Some years ago — at my pre-MPR job — I met an inspiring fourth-grade teacher, who helped kids understand the geography of the world by having her students write notes and put them in a bottle. She took them to Cape Cod (she was in the land-locked Berkshires) and tossed them in.
In Galicia, Spain, a young man found a bottle in the note inside, and the teacher and the boy who wrote the note became local celebrities, and were flown to Spain. We reciprocated by raising the money to fly the boy in Spain, his family and a newspaper reporter to our neck of the woods.
That’s the kind of education you can’t get studying for a standardized test, which is why I’ve been interested since in the power of the note in the bottle.
Today, the Duluth News Tribune reports Ruben Barrera of San Antonio, who was four years old when he tossed a note in a bottle while visiting his great grandmother, has, too, made contact with the exotic, faraway land of the Upper Peninsula of Michigan. Hey, give the kid a break! He only had Lake Superior to work with.
It took 10 years for someone to find the bottle.
“We watched it go out until we could no longer see it,” (great grandmother Kathy) Bennett said. “The wind happened to not be off the lake that day. It was blowing the other way. Usually the waves are coming in, but for some reason it worked.
“We normally don’t throw things in the lake, I explained to him, but this is kind of a special thing because maybe someone will find your name on it.”
Bennett and Ruben pondered the fate of their message in a bottle many times during the years immediately following their light-hearted venture, but as time passed, she eventually gave up hope that it would be found.
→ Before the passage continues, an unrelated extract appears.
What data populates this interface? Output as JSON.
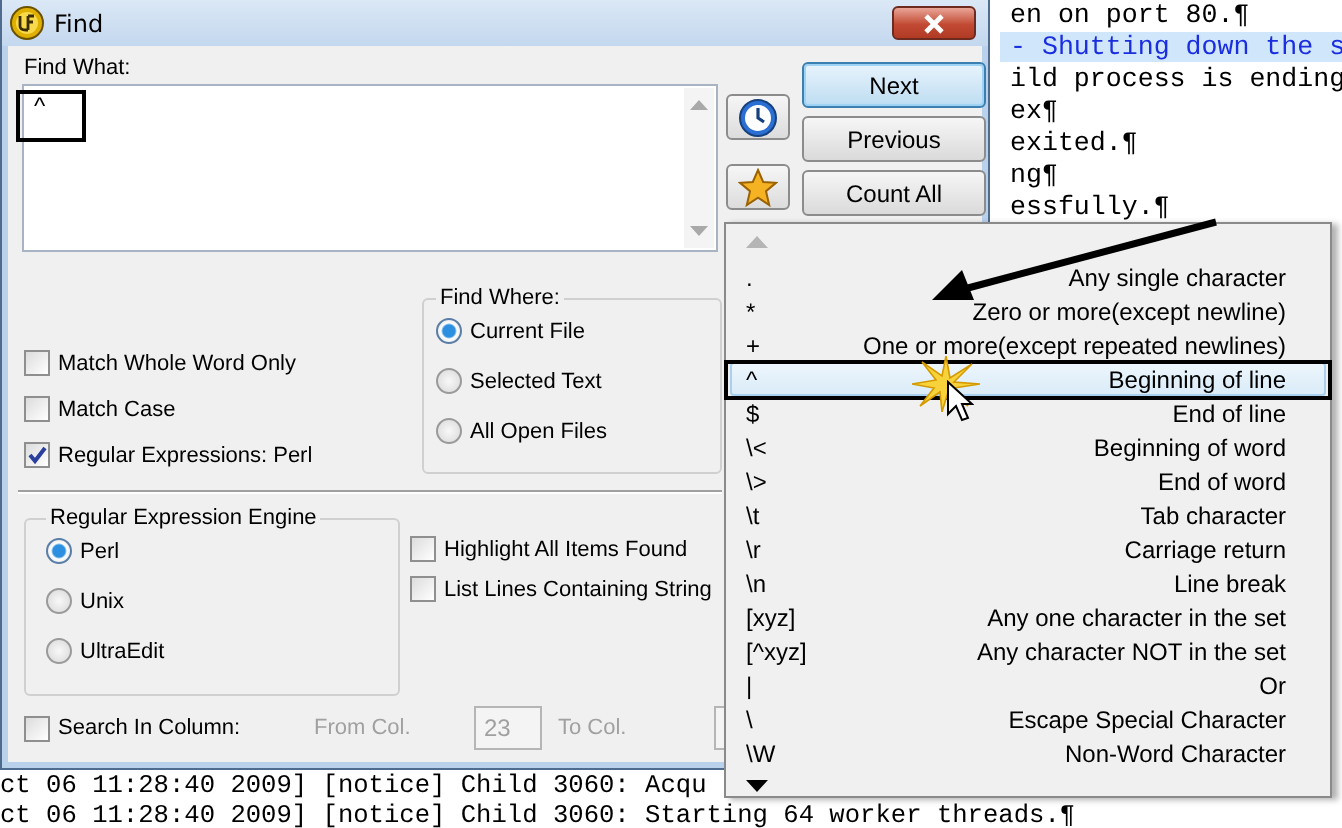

“Over the years he’d ask, ‘Did someone ever find that bottle?’ I’d say, ‘No. It probably washed up as beach glass.’ “
There wasn’t much left of the note when LuAnn Hayrynen found it on her property. Just the phone number was visible.